Overall, the participants who ate the most organic produce and made the best lifestyle choices were 25 percent less likely to develop any form of cancer than the volunteers who ate the least organic food. The cancers with the most significant risk reduction were postmenopausal breast cancer, non-Hodgkin’s lymphoma and all other forms of lymphomas.
The researchers believe the risk reduction is likely due to the lack of cancer-causing pesticides like glyphosate, malathion and diazinon on organic produce. (Related: Evidence is “overwhelming,” says EPA scientist, that pesticides contribute to cancer risk.)
You often hear of people who have recently been diagnosed with cancer cutting out sugar, switching to organic produce, losing weight and making other significant lifestyle changes. The sad truth, however, is that while these are certainly good changes, they often prove to be “too little, too late.” The best way to beat cancer is to prevent it in the first place, not to try to destroy it once it’s taken a hold in the body.
With this in mind, it is important to know exactly which lifestyle changes have the most profound effects on cancer prevention. We have been advised for years that these include maintaining a healthy weight, being physically active, limiting alcohol consumption, not smoking and eating the right kinds of foods. This means avoiding sugar and anything processed; eating organic, free-range meat that comes from animals which have not been given routine hormones or antibiotics; and switching from conventional to organically grown produce.

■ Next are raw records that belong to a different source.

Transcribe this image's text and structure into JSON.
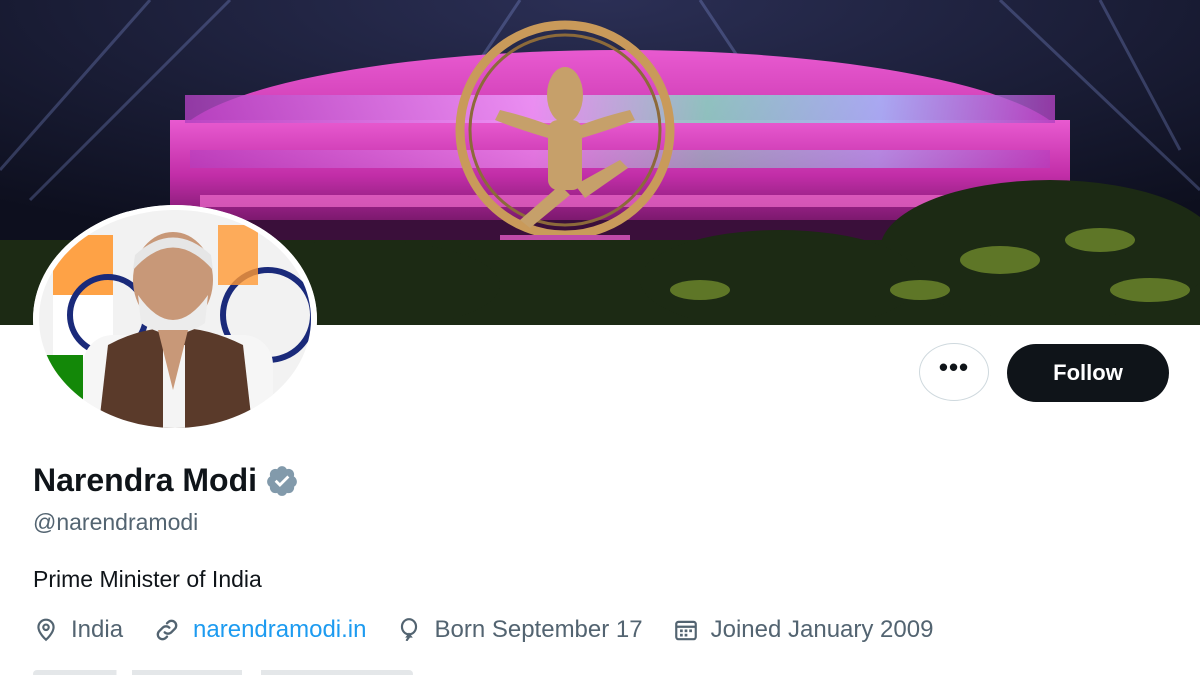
{
  "banner": {
    "image_description_icon": "banner-image"
  },
  "avatar": {
    "icon": "profile-photo"
  },
  "actions": {
    "more_label": "•••",
    "follow_label": "Follow"
  },
  "profile": {
    "display_name": "Narendra Modi",
    "handle": "@narendramodi",
    "bio": "Prime Minister of India",
    "location": "India",
    "website": "narendramodi.in",
    "birthday": "Born September 17",
    "joined": "Joined January 2009"
  },
  "colors": {
    "text_primary": "#0f1419",
    "text_secondary": "#536471",
    "link": "#1d9bf0",
    "verified_badge": "#829aab",
    "follow_bg": "#0f1419"
  }
}
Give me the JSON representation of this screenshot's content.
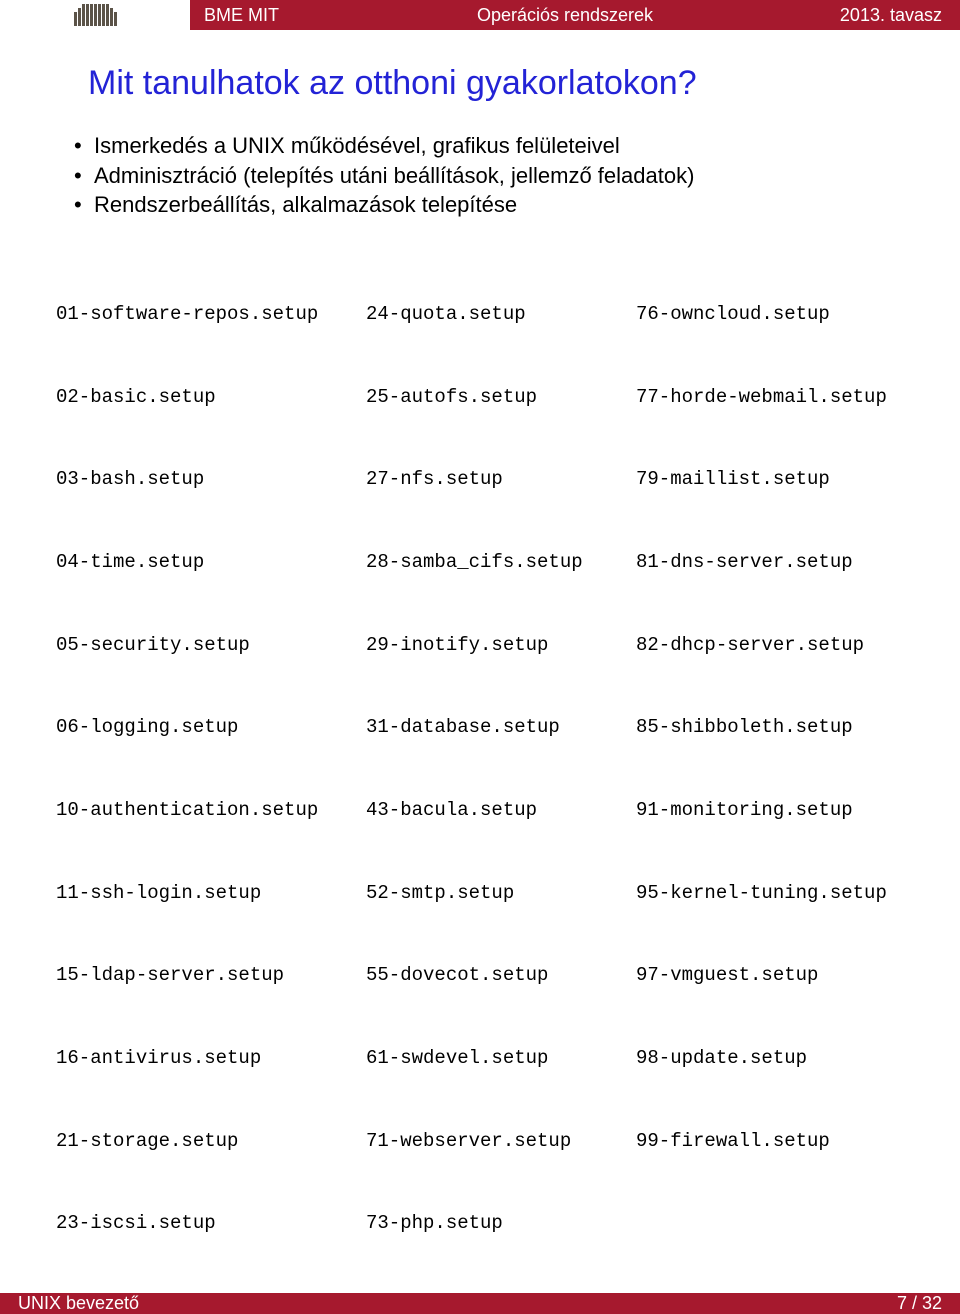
{
  "header": {
    "left": "BME MIT",
    "center": "Operációs rendszerek",
    "right": "2013. tavasz"
  },
  "title": "Mit tanulhatok az otthoni gyakorlatokon?",
  "bullets": [
    "Ismerkedés a UNIX működésével, grafikus felületeivel",
    "Adminisztráció (telepítés utáni beállítások, jellemző feladatok)",
    "Rendszerbeállítás, alkalmazások telepítése"
  ],
  "files": {
    "col1": [
      "01-software-repos.setup",
      "02-basic.setup",
      "03-bash.setup",
      "04-time.setup",
      "05-security.setup",
      "06-logging.setup",
      "10-authentication.setup",
      "11-ssh-login.setup",
      "15-ldap-server.setup",
      "16-antivirus.setup",
      "21-storage.setup",
      "23-iscsi.setup"
    ],
    "col2": [
      "24-quota.setup",
      "25-autofs.setup",
      "27-nfs.setup",
      "28-samba_cifs.setup",
      "29-inotify.setup",
      "31-database.setup",
      "43-bacula.setup",
      "52-smtp.setup",
      "55-dovecot.setup",
      "61-swdevel.setup",
      "71-webserver.setup",
      "73-php.setup"
    ],
    "col3": [
      "76-owncloud.setup",
      "77-horde-webmail.setup",
      "79-maillist.setup",
      "81-dns-server.setup",
      "82-dhcp-server.setup",
      "85-shibboleth.setup",
      "91-monitoring.setup",
      "95-kernel-tuning.setup",
      "97-vmguest.setup",
      "98-update.setup",
      "99-firewall.setup"
    ]
  },
  "footer": {
    "left": "UNIX bevezető",
    "right": "7 / 32"
  }
}
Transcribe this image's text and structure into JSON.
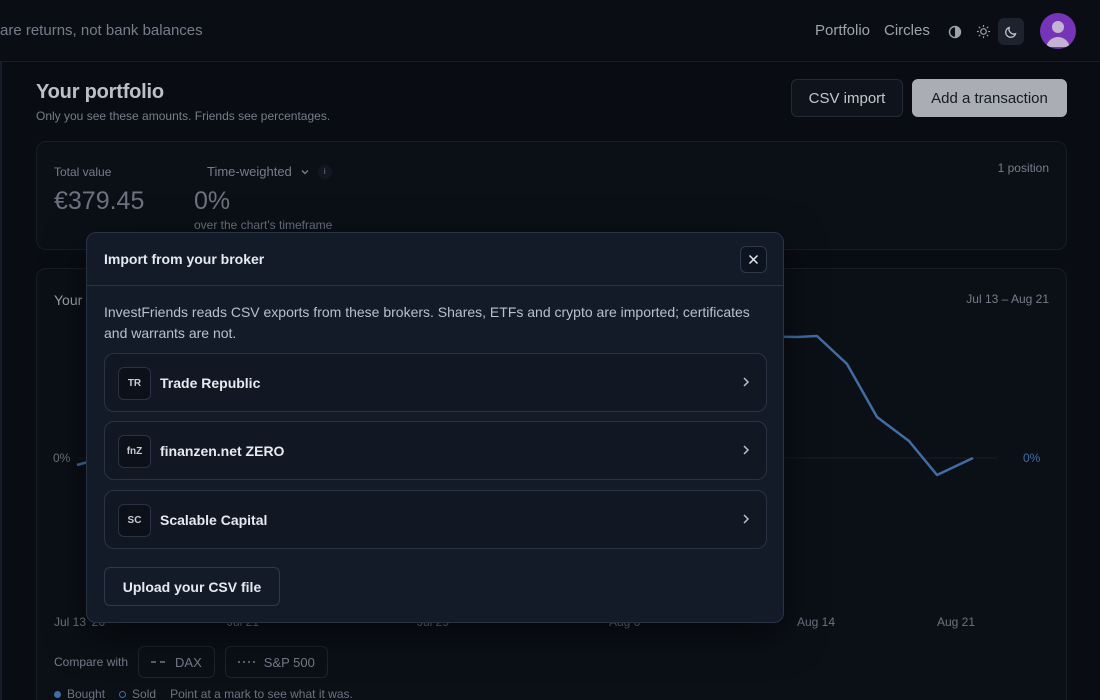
{
  "header": {
    "tagline": "are returns, not bank balances",
    "nav": {
      "portfolio": "Portfolio",
      "circles": "Circles"
    },
    "theme_icons": [
      "contrast-icon",
      "sun-icon",
      "moon-icon"
    ],
    "active_theme": "moon-icon"
  },
  "page": {
    "title": "Your portfolio",
    "subtitle": "Only you see these amounts. Friends see percentages.",
    "csv_import_label": "CSV import",
    "add_transaction_label": "Add a transaction"
  },
  "summary": {
    "total_label": "Total value",
    "total_value": "€379.45",
    "mode_label": "Time-weighted",
    "info_glyph": "i",
    "return_value": "0%",
    "return_sub": "over the chart's timeframe",
    "positions": "1 position"
  },
  "chart": {
    "title": "Your",
    "range": "Jul 13 – Aug 21",
    "left_pct": "0%",
    "right_pct": "0%",
    "x_ticks": [
      "Jul 13 '26",
      "Jul 21",
      "Jul 29",
      "Aug 6",
      "Aug 14",
      "Aug 21"
    ],
    "compare_label": "Compare with",
    "compare_options": [
      "DAX",
      "S&P 500"
    ],
    "legend": {
      "bought": "Bought",
      "sold": "Sold",
      "hint": "Point at a mark to see what it was."
    },
    "line_color": "#4e7fc0"
  },
  "modal": {
    "title": "Import from your broker",
    "description": "InvestFriends reads CSV exports from these brokers. Shares, ETFs and crypto are imported; certificates and warrants are not.",
    "brokers": [
      {
        "badge": "TR",
        "name": "Trade Republic"
      },
      {
        "badge": "fnZ",
        "name": "finanzen.net ZERO"
      },
      {
        "badge": "SC",
        "name": "Scalable Capital"
      }
    ],
    "upload_label": "Upload your CSV file"
  }
}
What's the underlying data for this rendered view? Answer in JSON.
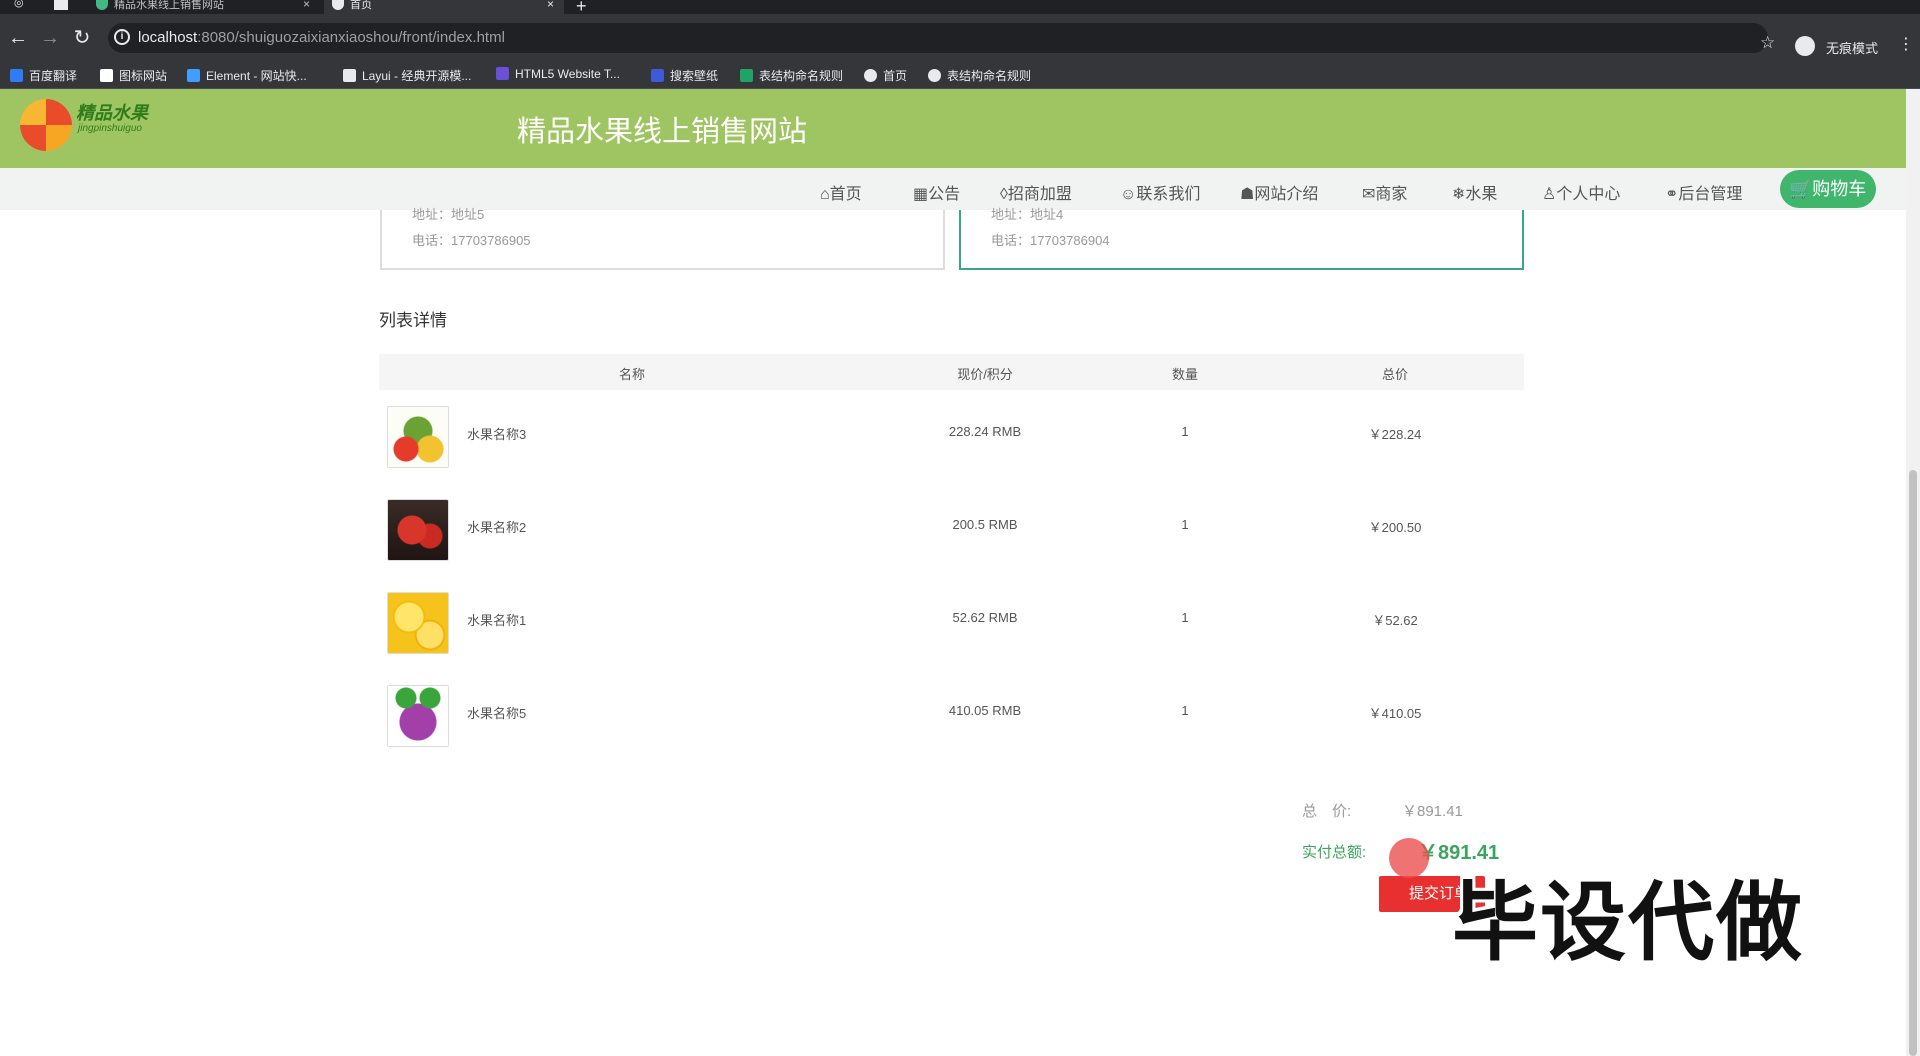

Any extra expense and effort involved in making these changes is well worth it, as this study has once again demonstrated. Learn more at CancerSolutions.news.